Your friend just told you they have a major problem. Maybe they are into drugs and alcohol. Maybe they have an eating disorder. Maybe they are thinking about suicide. Maybe it’s something else just as serious. What do you do? This article will show you ways to support your friends and help them in times of crisis.

Being a friend means trying to support your friend through the great times as well as the stressful times. Teenagers sometimes find it hard to admit they have a problem, especially if it is serious, so if they do not confide in you, and you still suspect something is seriously wrong, be watchful for warning signs.

The warning signs of a serious problem include:

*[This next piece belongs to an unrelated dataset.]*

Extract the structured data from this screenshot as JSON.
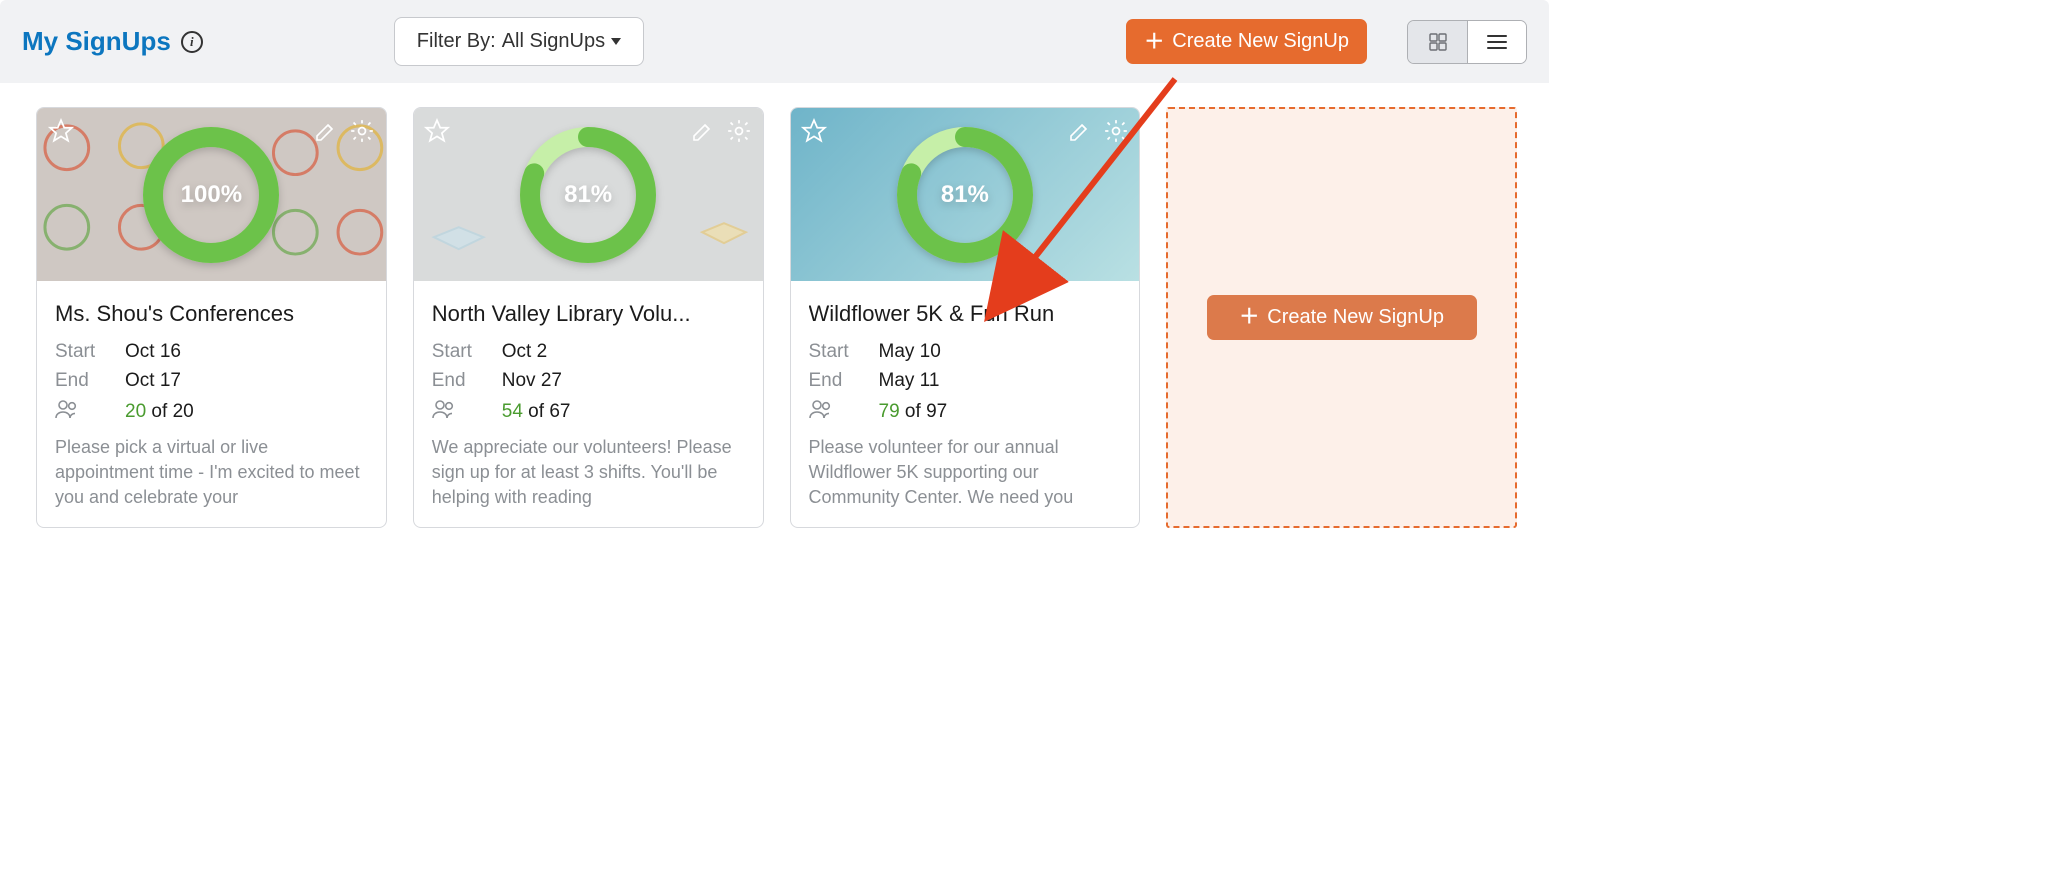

  • hard time eating or sleeping, always irritable,
  • using drugs or alcohol, which is a problem in itself, but can be a sign of other problems,
  • withdrawing from teen social situations and friends,
  • sudden crying or anger,
  • preoccupied with their weight, never seeming to gain any weight, or there is a sudden upswing in their weight.
  • preoccupied all the time about something troubling,
  • a crazy behavior change, suddenly a shy teen becomes loud, or an outspoken teen becomes reserved.

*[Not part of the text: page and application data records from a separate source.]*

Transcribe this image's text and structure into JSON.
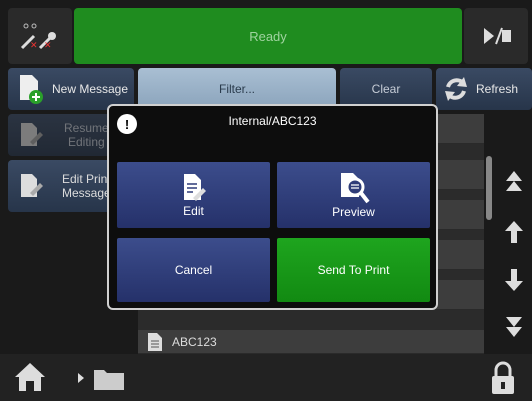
{
  "status": {
    "text": "Ready"
  },
  "toolbar": {
    "new_message": "New Message",
    "filter_placeholder": "Filter...",
    "clear": "Clear",
    "refresh": "Refresh"
  },
  "sidebar": {
    "resume_editing_line1": "Resume",
    "resume_editing_line2": "Editing",
    "edit_print_line1": "Edit Print",
    "edit_print_line2": "Message"
  },
  "list": {
    "items": [
      "ABC123"
    ]
  },
  "modal": {
    "title": "Internal/ABC123",
    "info_icon": "!",
    "edit": "Edit",
    "preview": "Preview",
    "cancel": "Cancel",
    "send_to_print": "Send To Print"
  },
  "colors": {
    "status_green": "#1f8c1f",
    "send_green": "#1ea51e",
    "dialog_blue": "#2e3c78"
  }
}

Going along with these warning signs are the danger signs of suicidal thoughts. These include:

  • talking as if they have no hope or no future,
  • acting like nobody cares and that they no longer care about themselves,
  • preparing to commit suicide, such as making a will, giving away things, saying good-bye,
  • threatening to kill themselves.

So what do you do? Here are some tips for supporting your friend.

  • Let them know you care. Show them that you want to help.
  • Tell them you are worried about them. If they are drinking or taking drugs, explain how they act and how it hurts them and you.
  • Be ready for anger or denial, you’re friend may be mad at you for bringing it up, but just continue to show your care.
  • Don’t put them or their problem down, take them seriously.
  • Encourage them to take their problem to someone else.
  • Speak in a soft, caring tone. Show them you are trying to be understanding.
  • Stay in touch. Explain that you are ready to communicate whenever needed.

And above all, find out where your friend can get help. You should show your friend that you would be willing to go with them if necessary. Look into telling counselors, religious professionals, other family members and friends, doctors, and teachers and administrators as they will likely be able to help your friend get through their problem.

Teenage life can be full of stressful situations, some little, some big. Be ready to be a supporting friend and you hopefully will feel the joy that comes from getting the help that is needed.

Supporting a Friend in Trouble Sources:

  1. Center for Health Communication, Harvard School of Public Health, A Guide for Teens, “Does your friend have an alcohol or other drug problem? What can you do to help?” [online].
  2. Joyce Walker, Youth Development, Teens in Distress, University of Minnesota Extension Service, “Helping Friends in Trouble: Stress, Depression, and Suicide,” [online].
  3., Friend, “I Think My Friend May Have an Eating Disorder. What Should I Do?” [online].